Even if you feel fully justified in seeking such a high amount for pain and suffering, this does not mean that you will receive it. Later, you may discover that the insurance company adjuster questions your injury claims. Or, you might even find that you are inflating how serious your injuries are in your own mind. This is not an uncommon occurrence; when we are experiencing a lot of pain, it is easy to overvalue that pain in dollar terms.
Also remember that if you overvalue your pain and suffering with the hope of getting a big settlement, this only will make the entire process take longer. Therefore, it is important to ensure that your personal injury claim includes a fair assessment of the multiplier that should be used associated with your medical costs.
One last point on pain and suffering multipliers: Some states have caps on non-economic damages, such as pain and suffering. Speak to a qualified personal injury lawyer to determine if this comes into play in your case.
Other Potential Personal Injury Damages
There also are other potential personal injury damages that could be added to your settlement figure that are beyond the scope of this calculator. To determine if these types of additional damages are in play in your case, talk to a personal injury attorney in your area for more information.
- Loss of companionship or consortium. This amount is typically demanded by a family member of a person who died in an accident, or has been severely injured and will never be the same. The concept here is to provide compensation for the family member for the relationship loss. Loss of consortium refers to a spouse or partner no longer being able to have sexual relations with the injured party.
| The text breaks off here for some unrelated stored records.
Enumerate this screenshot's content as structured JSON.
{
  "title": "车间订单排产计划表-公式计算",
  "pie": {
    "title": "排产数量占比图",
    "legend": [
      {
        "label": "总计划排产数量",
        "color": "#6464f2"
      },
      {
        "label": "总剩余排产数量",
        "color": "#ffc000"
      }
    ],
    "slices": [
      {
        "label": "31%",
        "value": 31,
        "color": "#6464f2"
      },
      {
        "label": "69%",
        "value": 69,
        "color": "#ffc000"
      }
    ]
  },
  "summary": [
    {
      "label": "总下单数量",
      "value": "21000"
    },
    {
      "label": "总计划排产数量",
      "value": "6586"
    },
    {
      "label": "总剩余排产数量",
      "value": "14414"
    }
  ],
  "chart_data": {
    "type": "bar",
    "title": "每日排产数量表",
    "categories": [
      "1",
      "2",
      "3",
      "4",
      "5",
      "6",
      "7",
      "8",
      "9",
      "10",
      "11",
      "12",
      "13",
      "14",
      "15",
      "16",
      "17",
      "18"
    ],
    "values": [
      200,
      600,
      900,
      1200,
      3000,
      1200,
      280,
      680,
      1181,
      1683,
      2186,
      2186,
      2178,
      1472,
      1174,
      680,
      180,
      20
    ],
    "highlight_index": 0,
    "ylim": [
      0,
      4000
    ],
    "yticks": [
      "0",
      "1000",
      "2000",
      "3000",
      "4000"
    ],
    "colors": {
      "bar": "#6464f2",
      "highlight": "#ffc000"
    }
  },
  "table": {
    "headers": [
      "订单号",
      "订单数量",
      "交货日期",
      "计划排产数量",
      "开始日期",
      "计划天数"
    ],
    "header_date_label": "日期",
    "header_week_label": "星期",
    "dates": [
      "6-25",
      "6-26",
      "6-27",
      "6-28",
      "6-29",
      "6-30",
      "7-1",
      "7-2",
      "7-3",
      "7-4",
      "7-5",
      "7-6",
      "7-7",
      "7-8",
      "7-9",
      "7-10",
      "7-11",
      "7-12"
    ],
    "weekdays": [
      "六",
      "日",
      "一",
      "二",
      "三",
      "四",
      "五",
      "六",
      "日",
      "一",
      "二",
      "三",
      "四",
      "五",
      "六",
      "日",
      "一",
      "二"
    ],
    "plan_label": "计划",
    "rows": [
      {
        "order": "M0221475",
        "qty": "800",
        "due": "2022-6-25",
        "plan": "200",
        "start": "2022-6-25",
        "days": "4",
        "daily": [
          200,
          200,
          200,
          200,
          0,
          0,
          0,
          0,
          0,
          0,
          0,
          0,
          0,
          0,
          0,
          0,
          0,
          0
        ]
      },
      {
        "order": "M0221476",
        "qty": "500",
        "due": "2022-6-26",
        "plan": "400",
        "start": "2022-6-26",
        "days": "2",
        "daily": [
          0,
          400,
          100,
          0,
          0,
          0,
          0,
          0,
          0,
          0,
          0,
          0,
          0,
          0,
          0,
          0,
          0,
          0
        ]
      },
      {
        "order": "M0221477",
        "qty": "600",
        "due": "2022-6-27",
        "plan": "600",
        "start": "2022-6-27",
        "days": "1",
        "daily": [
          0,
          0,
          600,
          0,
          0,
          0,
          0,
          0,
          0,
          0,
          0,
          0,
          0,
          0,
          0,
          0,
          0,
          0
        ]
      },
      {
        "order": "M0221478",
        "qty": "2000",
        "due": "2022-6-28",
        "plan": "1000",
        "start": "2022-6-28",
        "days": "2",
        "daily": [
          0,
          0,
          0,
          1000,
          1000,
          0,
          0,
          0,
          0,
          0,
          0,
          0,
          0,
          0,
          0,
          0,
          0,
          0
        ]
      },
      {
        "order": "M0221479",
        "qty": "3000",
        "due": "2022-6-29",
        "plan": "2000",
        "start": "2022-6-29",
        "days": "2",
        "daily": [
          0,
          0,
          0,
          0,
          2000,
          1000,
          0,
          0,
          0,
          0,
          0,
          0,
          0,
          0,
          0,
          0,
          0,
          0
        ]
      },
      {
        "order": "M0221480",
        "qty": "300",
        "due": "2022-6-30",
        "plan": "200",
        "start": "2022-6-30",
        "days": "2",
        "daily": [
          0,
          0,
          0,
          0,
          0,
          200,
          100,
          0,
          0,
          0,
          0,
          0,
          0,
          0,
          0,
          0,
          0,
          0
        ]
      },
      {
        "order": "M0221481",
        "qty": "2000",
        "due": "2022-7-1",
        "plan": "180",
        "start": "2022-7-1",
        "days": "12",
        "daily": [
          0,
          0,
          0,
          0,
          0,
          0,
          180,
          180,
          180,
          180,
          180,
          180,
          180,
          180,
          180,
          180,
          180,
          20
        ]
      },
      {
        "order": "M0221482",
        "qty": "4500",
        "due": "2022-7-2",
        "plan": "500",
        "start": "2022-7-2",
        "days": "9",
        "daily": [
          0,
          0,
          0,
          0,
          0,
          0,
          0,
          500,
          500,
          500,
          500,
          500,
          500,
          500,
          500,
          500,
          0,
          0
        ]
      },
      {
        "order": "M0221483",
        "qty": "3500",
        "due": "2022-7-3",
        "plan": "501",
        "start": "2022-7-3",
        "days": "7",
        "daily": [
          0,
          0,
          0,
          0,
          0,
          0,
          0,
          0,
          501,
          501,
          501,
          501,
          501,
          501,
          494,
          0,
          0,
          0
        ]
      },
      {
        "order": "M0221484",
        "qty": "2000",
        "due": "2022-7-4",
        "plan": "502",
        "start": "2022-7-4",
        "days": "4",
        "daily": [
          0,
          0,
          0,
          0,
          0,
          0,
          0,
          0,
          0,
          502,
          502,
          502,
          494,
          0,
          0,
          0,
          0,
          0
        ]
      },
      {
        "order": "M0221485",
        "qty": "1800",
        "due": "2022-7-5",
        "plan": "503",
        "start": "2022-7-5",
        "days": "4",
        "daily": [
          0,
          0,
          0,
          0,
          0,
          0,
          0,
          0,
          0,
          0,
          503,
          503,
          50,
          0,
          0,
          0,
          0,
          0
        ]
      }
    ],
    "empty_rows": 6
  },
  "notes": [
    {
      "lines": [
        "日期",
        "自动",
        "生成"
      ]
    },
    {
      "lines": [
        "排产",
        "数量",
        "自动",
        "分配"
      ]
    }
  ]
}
- Punitive damages. In some severe accident cases, it is possible for the injured or surviving family to receive punitive damages to punish the defendant for especially reckless or dangerous actions. For example, an extremely intoxicated driver with a blood alcohol content level of .25% could be required to pay punitive damages to the surviving family of a person killed in the drunk driving accident. Note that some states have caps on punitive damages in personal injury and medical malpractice cases. A cap of $250,000 on such damages is a common number.
Contact a Qualified Personal Injury Attorney For More Information
The above personal injury calculator is only for instructional purposes. It does not constitute legal advice. It is very important to contact a qualified personal injury attorney for a complete legal and financial analysis of your personal injury case.